- Clenching your vagina and vulva cuts off blood flow and can cause or worsen vulvadynia (pain and itching in the vulva). It is possible to be doing this without being conscious of it. Ice helps with the pain of an injured vulva, and heat can help keep it from coming back. I thought I had a yeast infection for years, but it turns out it was actually part of the long term effects of the wounds on my vulva from the rapes.
- Use completely different setting to remind yourself you’re not in the same place you were abused in and not with your abuser. Different lighting, smells, textures, positions, activities etc… really help keep you present day.
- Develop a routine around staying in your body and a way to get back when you dissociate. Mine is feeling the temperature of my feet, and telling myself “It’s okay, you’re safe now”.
- Develop a safe sex list of things that you actually can do without getting triggered, and an unsafe sex list of things you probably can never or never want to do. With a new partner, only do the safe sex things, and then maybe work into the medium risk things as trust and safety builds. Never do the unsafe sex things. If they want to make love with you, your partner needs to understand and accept that the unsafe sex things are forever off the table. You might even have body types or genders of partners that are not going to ever work for you, and that’s okay.
- See a therapist regularly if you are going through lots of flashbacks and stuff with your partner. They are too close to the action to help you heal that stuff, no matter how loving and compassionate they are.
- Tell your inner child self that sex is an adult thing. You and your partner will play together, and you can meet her needs later (or before). Make sure you do this to keep adult stuff adult. Think of your abused child self as an external child that you can put to bed with her teddy in another room while the adults play. Meet your inner child needs for play, validation, touch and attention separately if you can. Have some times and places that your partner knows are off limits for initiating sex, where you can meet those needs for nonsexual cuddling and hugs.

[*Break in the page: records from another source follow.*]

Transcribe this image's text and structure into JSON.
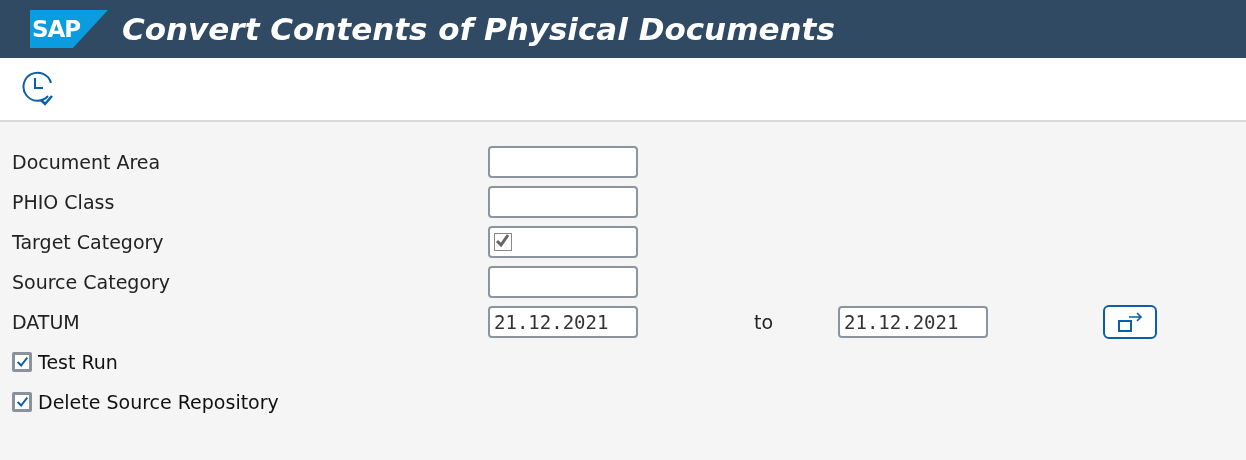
{
  "header": {
    "logo": "SAP",
    "title": "Convert Contents of Physical Documents"
  },
  "fields": [
    {
      "label": "Document Area",
      "kind": "text"
    },
    {
      "label": "PHIO Class",
      "kind": "text"
    },
    {
      "label": "Target Category",
      "kind": "checkbox",
      "checked": true
    },
    {
      "label": "Source Category",
      "kind": "text"
    },
    {
      "label": "DATUM",
      "kind": "range",
      "value": "21.12.2021",
      "to_label": "to",
      "to_value": "21.12.2021"
    }
  ],
  "options": [
    {
      "label": "Test Run",
      "checked": true
    },
    {
      "label": "Delete Source Repository",
      "checked": true
    }
  ]
}
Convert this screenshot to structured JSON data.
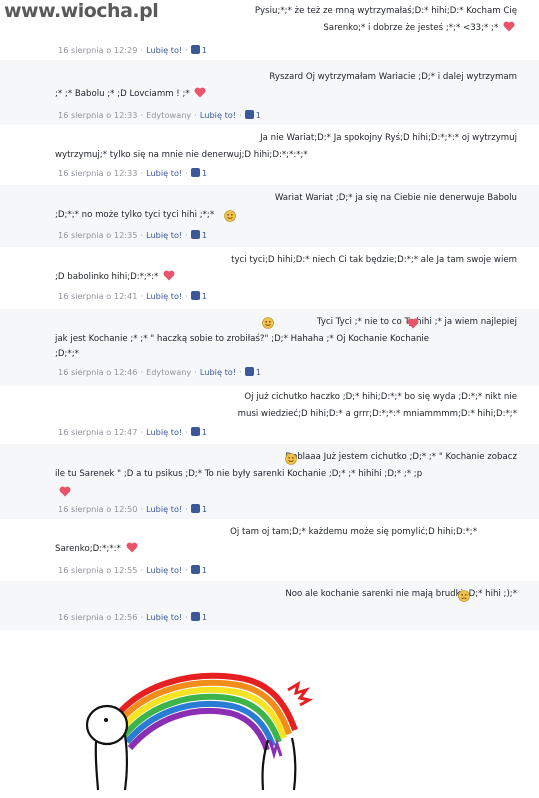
{
  "watermark": {
    "text": "www.wiocha.pl"
  },
  "thread": {
    "comments": [
      {
        "text": "Pysiu;*;* że też ze mną wytrzymałaś;D:* hihi;D:* Kocham Cię",
        "text2": "Sarenko;* i dobrze że jesteś ;*;* <33;*  ;*",
        "time": "16 sierpnia o 12:29",
        "like": "Lubię to!",
        "count": "1",
        "edited": ""
      },
      {
        "text": "Ryszard Oj wytrzymałam Wariacie ;D;* i dalej wytrzymam",
        "text2": ";*  ;* Babolu ;* ;D Lovciamm !  ;*",
        "time": "16 sierpnia o 12:33",
        "like": "Lubię to!",
        "count": "1",
        "edited": "Edytowany"
      },
      {
        "text": "Ja nie Wariat;D:* Ja spokojny Ryś;D hihi;D:*;*:* oj wytrzymuj",
        "text2": "wytrzymuj;* tylko się na mnie nie denerwuj;D hihi;D:*;*:*;*",
        "time": "16 sierpnia o 12:33",
        "like": "Lubię to!",
        "count": "1",
        "edited": ""
      },
      {
        "text": "Wariat Wariat ;D;* ja się na Ciebie nie denerwuje Babolu",
        "text2": ";D;*;* no może tylko tyci tyci  hihi ;*;*",
        "time": "16 sierpnia o 12:35",
        "like": "Lubię to!",
        "count": "1",
        "edited": ""
      },
      {
        "text": "tyci tyci;D hihi;D:* niech Ci tak będzie;D:*;* ale Ja tam swoje wiem",
        "text2": ";D babolinko hihi;D:*;*:*",
        "time": "16 sierpnia o 12:41",
        "like": "Lubię to!",
        "count": "1",
        "edited": ""
      },
      {
        "text": "Tyci Tyci  ;* nie to co Ty hihi ;*  ja wiem najlepiej",
        "text2": "jak jest Kochanie ;* ;* \" haczką sobie to zrobiłaś?\" ;D;* Hahaha ;* Oj Kochanie Kochanie",
        "text3": ";D;*;*",
        "time": "16 sierpnia o 12:46",
        "like": "Lubię to!",
        "count": "1",
        "edited": "Edytowany"
      },
      {
        "text": "Oj już cichutko haczko ;D;* hihi;D:*;* bo się wyda ;D:*;* nikt nie",
        "text2": "musi wiedzieć;D hihi;D:* a grrr;D:*;*:* mniammmm;D:* hihi;D:*;*",
        "time": "16 sierpnia o 12:47",
        "like": "Lubię to!",
        "count": "1",
        "edited": ""
      },
      {
        "text": "Doblaaa  Już jestem cichutko ;D;* ;* \" Kochanie zobacz",
        "text2": "ile tu Sarenek \" ;D a tu psikus ;D;* To nie były sarenki Kochanie ;D;* ;* hihihi ;D;* ;* ;p",
        "time": "16 sierpnia o 12:50",
        "like": "Lubię to!",
        "count": "1",
        "edited": ""
      },
      {
        "text": "Oj tam oj tam;D;* każdemu może się pomylić;D hihi;D:*;*",
        "text2": "Sarenko;D:*;*:*",
        "time": "16 sierpnia o 12:55",
        "like": "Lubię to!",
        "count": "1",
        "edited": ""
      },
      {
        "text": "Noo ale kochanie sarenki nie mają brudki ;D;*  hihi ;);*",
        "time": "16 sierpnia o 12:56",
        "like": "Lubię to!",
        "count": "1",
        "edited": ""
      }
    ]
  },
  "colors": {
    "link": "#3b5998",
    "meta": "#90949c",
    "text": "#1d2129",
    "heart": "#e9546b",
    "smiley": "#f3c14a"
  },
  "icons": [
    "heart-icon",
    "smiley-icon",
    "sad-smiley-icon",
    "thumbs-up-icon"
  ]
}
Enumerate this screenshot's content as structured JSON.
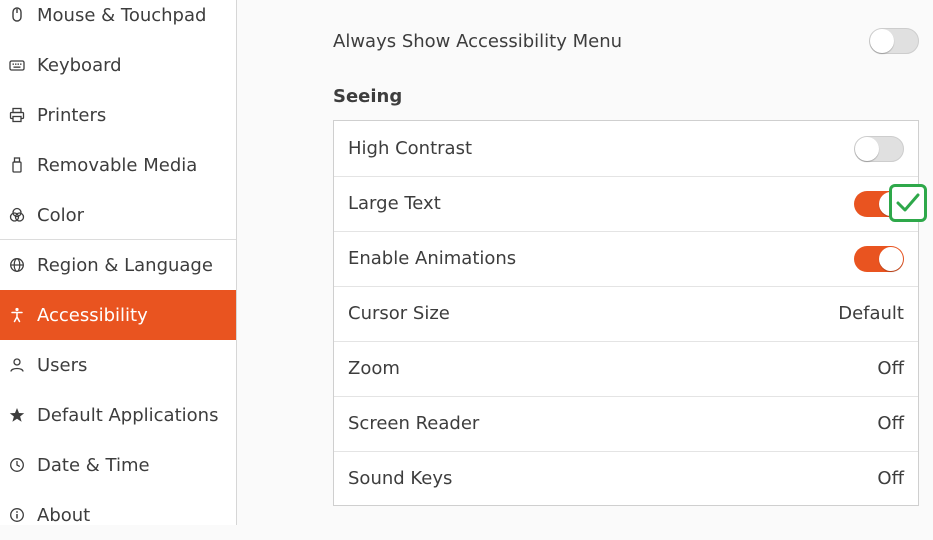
{
  "sidebar": {
    "items": [
      {
        "label": "Mouse & Touchpad",
        "icon": "mouse-icon"
      },
      {
        "label": "Keyboard",
        "icon": "keyboard-icon"
      },
      {
        "label": "Printers",
        "icon": "printer-icon"
      },
      {
        "label": "Removable Media",
        "icon": "removable-media-icon"
      },
      {
        "label": "Color",
        "icon": "color-icon"
      },
      {
        "label": "Region & Language",
        "icon": "globe-icon"
      },
      {
        "label": "Accessibility",
        "icon": "accessibility-icon",
        "active": true
      },
      {
        "label": "Users",
        "icon": "users-icon"
      },
      {
        "label": "Default Applications",
        "icon": "star-icon"
      },
      {
        "label": "Date & Time",
        "icon": "clock-icon"
      },
      {
        "label": "About",
        "icon": "info-icon"
      }
    ]
  },
  "main": {
    "always_show_label": "Always Show Accessibility Menu",
    "always_show_on": false,
    "section_title": "Seeing",
    "rows": [
      {
        "label": "High Contrast",
        "type": "switch",
        "on": false
      },
      {
        "label": "Large Text",
        "type": "switch",
        "on": true
      },
      {
        "label": "Enable Animations",
        "type": "switch",
        "on": true
      },
      {
        "label": "Cursor Size",
        "type": "value",
        "value": "Default"
      },
      {
        "label": "Zoom",
        "type": "value",
        "value": "Off"
      },
      {
        "label": "Screen Reader",
        "type": "value",
        "value": "Off"
      },
      {
        "label": "Sound Keys",
        "type": "value",
        "value": "Off"
      }
    ]
  },
  "colors": {
    "accent": "#e95420",
    "check_green": "#2ea84a"
  }
}
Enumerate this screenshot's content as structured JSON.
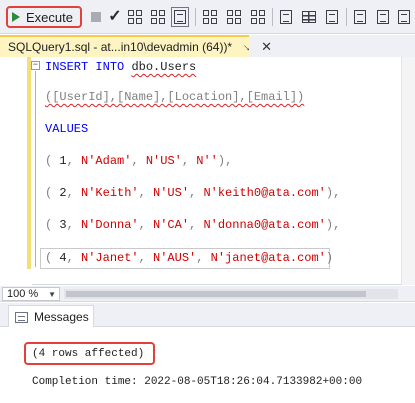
{
  "toolbar": {
    "execute_label": "Execute"
  },
  "document_tab": {
    "title": "SQLQuery1.sql - at...in10\\devadmin (64))*",
    "pin_glyph": "→",
    "close_glyph": "✕"
  },
  "editor": {
    "lines": [
      {
        "kw1": "INSERT",
        "kw2": "INTO",
        "table": "dbo.Users"
      },
      {
        "columns": "([UserId],[Name],[Location],[Email])"
      },
      {
        "kw": "VALUES"
      },
      {
        "open": "( ",
        "num": "1",
        "sep1": ", ",
        "s1": "N'Adam'",
        "sep2": ", ",
        "s2": "N'US'",
        "sep3": ", ",
        "s3": "N''",
        "close": "),"
      },
      {
        "open": "( ",
        "num": "2",
        "sep1": ", ",
        "s1": "N'Keith'",
        "sep2": ", ",
        "s2": "N'US'",
        "sep3": ", ",
        "s3": "N'keith0@ata.com'",
        "close": "),"
      },
      {
        "open": "( ",
        "num": "3",
        "sep1": ", ",
        "s1": "N'Donna'",
        "sep2": ", ",
        "s2": "N'CA'",
        "sep3": ", ",
        "s3": "N'donna0@ata.com'",
        "close": "),"
      },
      {
        "open": "( ",
        "num": "4",
        "sep1": ", ",
        "s1": "N'Janet'",
        "sep2": ", ",
        "s2": "N'AUS'",
        "sep3": ", ",
        "s3": "N'janet@ata.com'",
        "close": ")"
      }
    ]
  },
  "zoom": {
    "value": "100 %"
  },
  "results": {
    "tab_label": "Messages",
    "rows_affected": "(4 rows affected)",
    "completion": "Completion time: 2022-08-05T18:26:04.7133982+00:00"
  },
  "colors": {
    "highlight_red": "#e2413b",
    "tab_yellow": "#fdf4c1",
    "keyword_blue": "#0000ff",
    "string_red": "#d10000"
  }
}
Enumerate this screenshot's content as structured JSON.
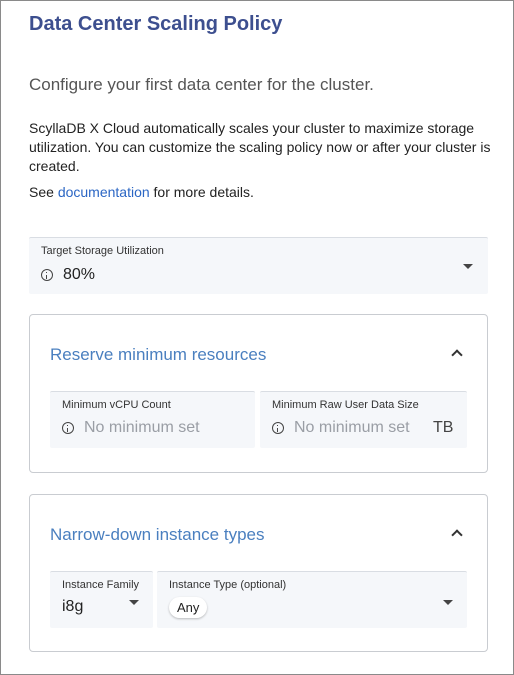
{
  "title": "Data Center Scaling Policy",
  "subtitle": "Configure your first data center for the cluster.",
  "description": "ScyllaDB X Cloud automatically scales your cluster to maximize storage utilization. You can customize the scaling policy now or after your cluster is created.",
  "see": {
    "prefix": "See ",
    "link": "documentation",
    "suffix": " for more details."
  },
  "target_storage": {
    "label": "Target Storage Utilization",
    "value": "80%"
  },
  "reserve": {
    "title": "Reserve minimum resources",
    "vcpu": {
      "label": "Minimum vCPU Count",
      "placeholder": "No minimum set"
    },
    "storage": {
      "label": "Minimum Raw User Data Size",
      "placeholder": "No minimum set",
      "unit": "TB"
    }
  },
  "narrow": {
    "title": "Narrow-down instance types",
    "family": {
      "label": "Instance Family",
      "value": "i8g"
    },
    "type": {
      "label": "Instance Type (optional)",
      "chip": "Any"
    }
  }
}
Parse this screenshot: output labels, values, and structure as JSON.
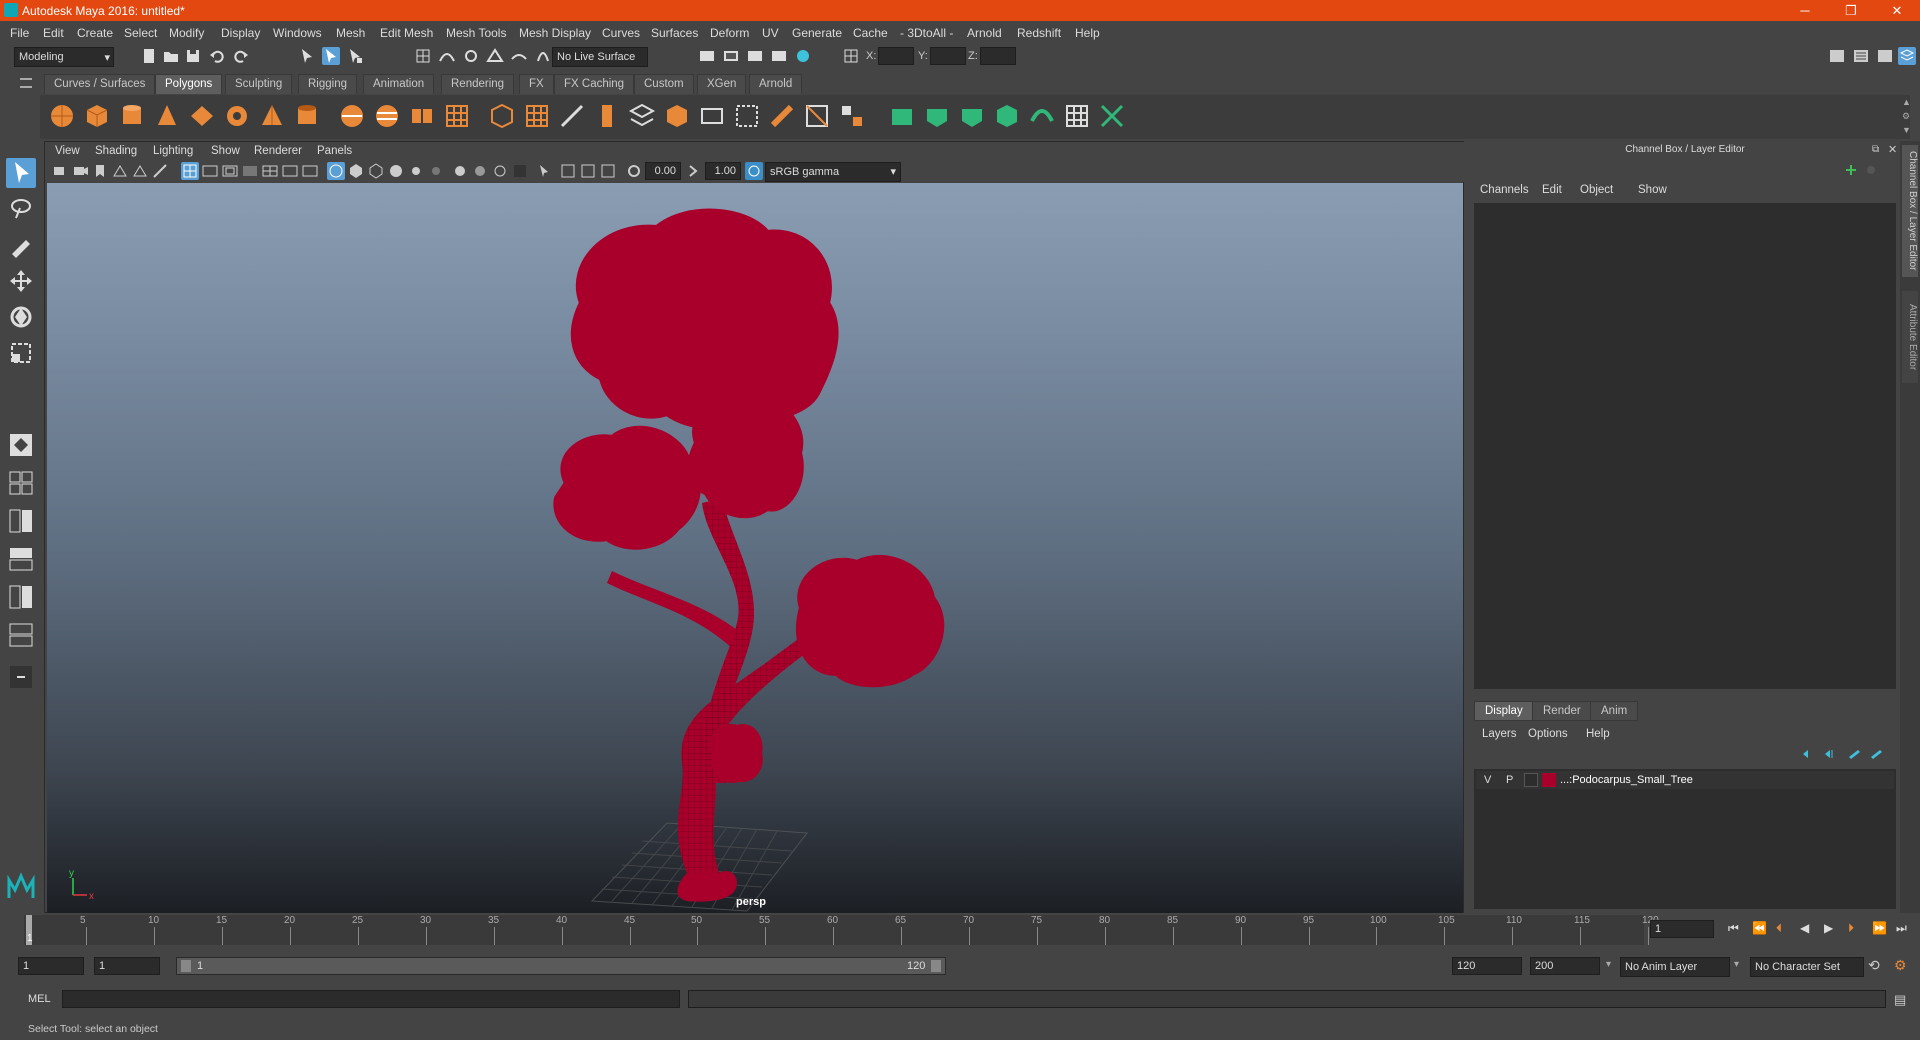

- If your spirituality makes you feel safe, bring it into your sexuality. Make loving your partner an act of magic or prayer. It will completely change the feel and energy.